They also reported that another neighbour, Fidias, thought they were a “very good, very quiet” couple who kept to themselves, and were “pretty quiet, pretty peaceful, just regular people.”
* At the beginning of February, when 39 year old Adelle Collins was allegedly stabbed to death by her ex-partner, whom she already had an Apprehended Violence Order against, and was in the process of tightening the restrictions on, The Courier Mail reported that “Police will allege the pair had a tumultuous relationship that turned sour late last year when Mr Storie took his fight with Ms Collins online”.
* And this recent example from New York, where The West Australian reported that, a retired police officer’s colleagues described this man murdering his two teenage daughters before killing himself, as an “unfathomable tragedy”, with no contact numbers for Domestic violence services made available.
Reclaim The Night Perth have since commented that “male-centred reporting on male murderers treats the killings as mysterious, seeks no commentary from DV experts, and instead of including helplines for abused women and children at the end, it treats suicidality as the main problem, by including a helpline for people feeling suicidal. This is the common narrative around the world.”
There is no excuse.

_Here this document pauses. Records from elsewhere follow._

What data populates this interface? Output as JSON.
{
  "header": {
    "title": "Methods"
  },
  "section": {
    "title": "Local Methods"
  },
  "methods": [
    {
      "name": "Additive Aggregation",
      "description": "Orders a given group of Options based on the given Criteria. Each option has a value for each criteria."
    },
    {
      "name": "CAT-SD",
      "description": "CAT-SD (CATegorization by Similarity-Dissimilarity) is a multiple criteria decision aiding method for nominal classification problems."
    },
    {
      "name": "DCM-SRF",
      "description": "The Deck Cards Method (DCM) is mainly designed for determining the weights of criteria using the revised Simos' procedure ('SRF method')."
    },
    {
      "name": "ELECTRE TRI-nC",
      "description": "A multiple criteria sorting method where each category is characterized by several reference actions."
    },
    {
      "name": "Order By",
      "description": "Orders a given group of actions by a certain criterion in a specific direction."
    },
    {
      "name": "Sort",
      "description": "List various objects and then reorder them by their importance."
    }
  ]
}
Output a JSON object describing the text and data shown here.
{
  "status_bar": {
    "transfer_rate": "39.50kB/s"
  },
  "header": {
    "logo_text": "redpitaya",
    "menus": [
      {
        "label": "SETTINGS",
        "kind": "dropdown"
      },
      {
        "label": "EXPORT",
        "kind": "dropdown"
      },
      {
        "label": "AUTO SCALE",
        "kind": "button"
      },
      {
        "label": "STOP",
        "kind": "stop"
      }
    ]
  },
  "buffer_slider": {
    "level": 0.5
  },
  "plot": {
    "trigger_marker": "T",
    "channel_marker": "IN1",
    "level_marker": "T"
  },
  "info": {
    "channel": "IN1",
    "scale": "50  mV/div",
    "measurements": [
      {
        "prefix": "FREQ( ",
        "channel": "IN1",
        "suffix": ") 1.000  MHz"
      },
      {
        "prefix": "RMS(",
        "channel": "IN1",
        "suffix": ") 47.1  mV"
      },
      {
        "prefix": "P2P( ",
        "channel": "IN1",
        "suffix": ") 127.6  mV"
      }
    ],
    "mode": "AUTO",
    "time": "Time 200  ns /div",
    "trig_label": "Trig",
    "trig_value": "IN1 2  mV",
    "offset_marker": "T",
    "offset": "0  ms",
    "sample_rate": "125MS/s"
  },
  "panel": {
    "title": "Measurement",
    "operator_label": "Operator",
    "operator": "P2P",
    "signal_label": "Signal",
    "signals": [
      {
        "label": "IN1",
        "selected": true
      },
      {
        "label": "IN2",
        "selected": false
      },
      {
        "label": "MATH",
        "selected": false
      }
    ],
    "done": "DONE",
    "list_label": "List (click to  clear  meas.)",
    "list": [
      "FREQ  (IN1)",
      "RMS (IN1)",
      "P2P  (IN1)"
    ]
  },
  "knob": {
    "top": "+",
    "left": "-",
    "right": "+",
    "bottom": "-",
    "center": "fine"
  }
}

Guides on the media reporting of Male Violence Against Women have been put forth by women’s rights organisations, and are easily accessible, yet media outlets continually fail to report responsibly.

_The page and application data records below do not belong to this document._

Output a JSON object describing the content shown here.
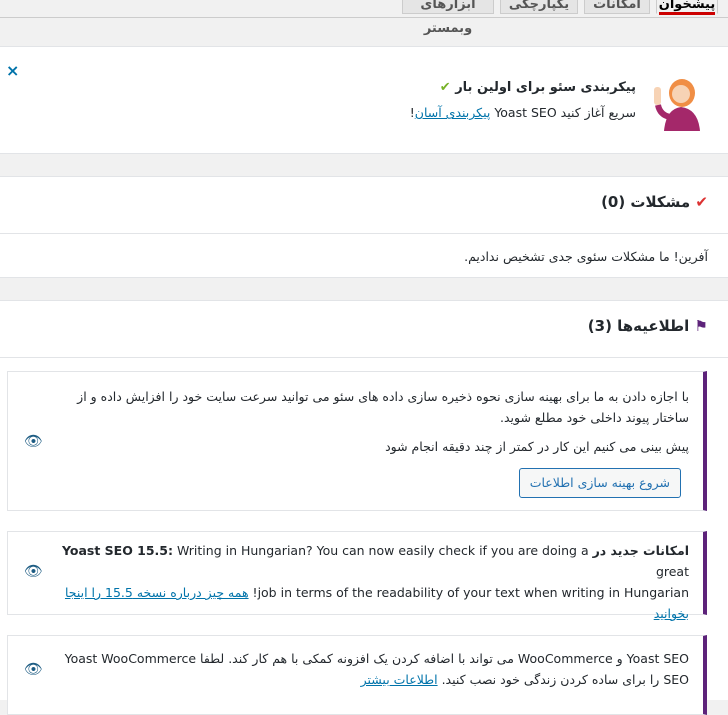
{
  "tabs": [
    {
      "label": "پیشخوان",
      "active": true
    },
    {
      "label": "امکانات",
      "active": false
    },
    {
      "label": "یکپارچگی",
      "active": false
    },
    {
      "label": "ابزارهای وبمستر",
      "active": false
    }
  ],
  "config_notice": {
    "title": "پیکربندی سئو برای اولین بار",
    "check_mark": "✔",
    "subtitle_prefix": "سریع آغاز کنید Yoast SEO",
    "subtitle_link": "پیکربندی آسان",
    "subtitle_suffix": "!",
    "close": "×"
  },
  "problems": {
    "heading": "مشکلات (0)",
    "message": "آفرین! ما مشکلات سئوی جدی تشخیص ندادیم."
  },
  "notifications": {
    "heading": "اطلاعیه‌ها (3)",
    "items": [
      {
        "line1": "با اجازه دادن به ما برای بهینه سازی نحوه ذخیره سازی داده های سئو می توانید سرعت سایت خود را افزایش داده و از",
        "line2": "ساختار پیوند داخلی خود مطلع شوید.",
        "line3": "پیش بینی می کنیم این کار در کمتر از چند دقیقه انجام شود",
        "button": "شروع بهینه سازی اطلاعات"
      },
      {
        "bold_prefix": "امکانات جدید در",
        "bold_product": "Yoast SEO 15.5:",
        "text": " Writing in Hungarian? You can now easily check if you are doing a great",
        "text2": "job in terms of the readability of your text when writing in Hungarian!",
        "link1": "همه چیز درباره نسخه 15.5 را اینجا",
        "link2": "بخوانید"
      },
      {
        "line1": "Yoast SEO و WooCommerce می تواند با اضافه کردن یک افزونه کمکی با هم کار کند. لطفا Yoast WooCommerce",
        "line2_start": "SEO",
        "line2_mid": "را برای ساده کردن زندگی خود نصب کنید.",
        "link": "اطلاعات بیشتر"
      }
    ]
  }
}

- Call on community experts for comment
- Contextualise the story with statistics
“For instance, this Australian report says that ‘Four out of five [intimate partner homicides] involve a man killing his female partner…. Typically, women are killed in the context of a history of domestic violence’ (p.3). There simply is no reason to assume that domestic murders are mysterious.’
- Consider the broader social context:
- Domestic violence has a significant gendered dimension
“Acknowledge that domestic violence is not just a one-off incident… take care to use the active rather than passive voice when describing family murders… It was not a mysterious tragedy that befell murdered women – men, whose names are usually known, killed them.
“And because these acts are not ‘unfathomable’ or occasional, but part of an all too pervasive pattern of men abusing women, media reporting needs to include contact information for help and crisis services… for those who have experienced domestic or other sexual violence, as relevant…” READ MORE
- using the #mysteryismisogyny hashtag on twitter, Facebook, tumblr, and other social media, when you come across a news report that contradicts the responsible reporting guidelines.
- tweet and tumble/ FB etc, referring to this note from Reclaim the Night Perth on better reporting practices, using the #mysteryismisogyny hashtag.
The #mysteryismisogyny hashtag campaign is also supported by:
Please see REAL for women – Words Matter for separate reports on improving media coverage of both sexual violence and domestic violence.
For a more in-depth look at problems in discussing domestic violence, see Jennie Ruby on Male-Pattern Violence.
For a running count of men murdering women in Australia, see Man Murders Woman 2015: Women murdered and missing by known and suspected male violence Australia 2015
Do you need help or want to report male violence? please contact:
- 1800 Respect 1800 737 732, 24 hour sexual assault and domestic violence support, or
- Statewide Sexual Assault Helpline 1800 010 120, 7:30am to midnight daily, or
If you are feeling unsafe right NOW, call 000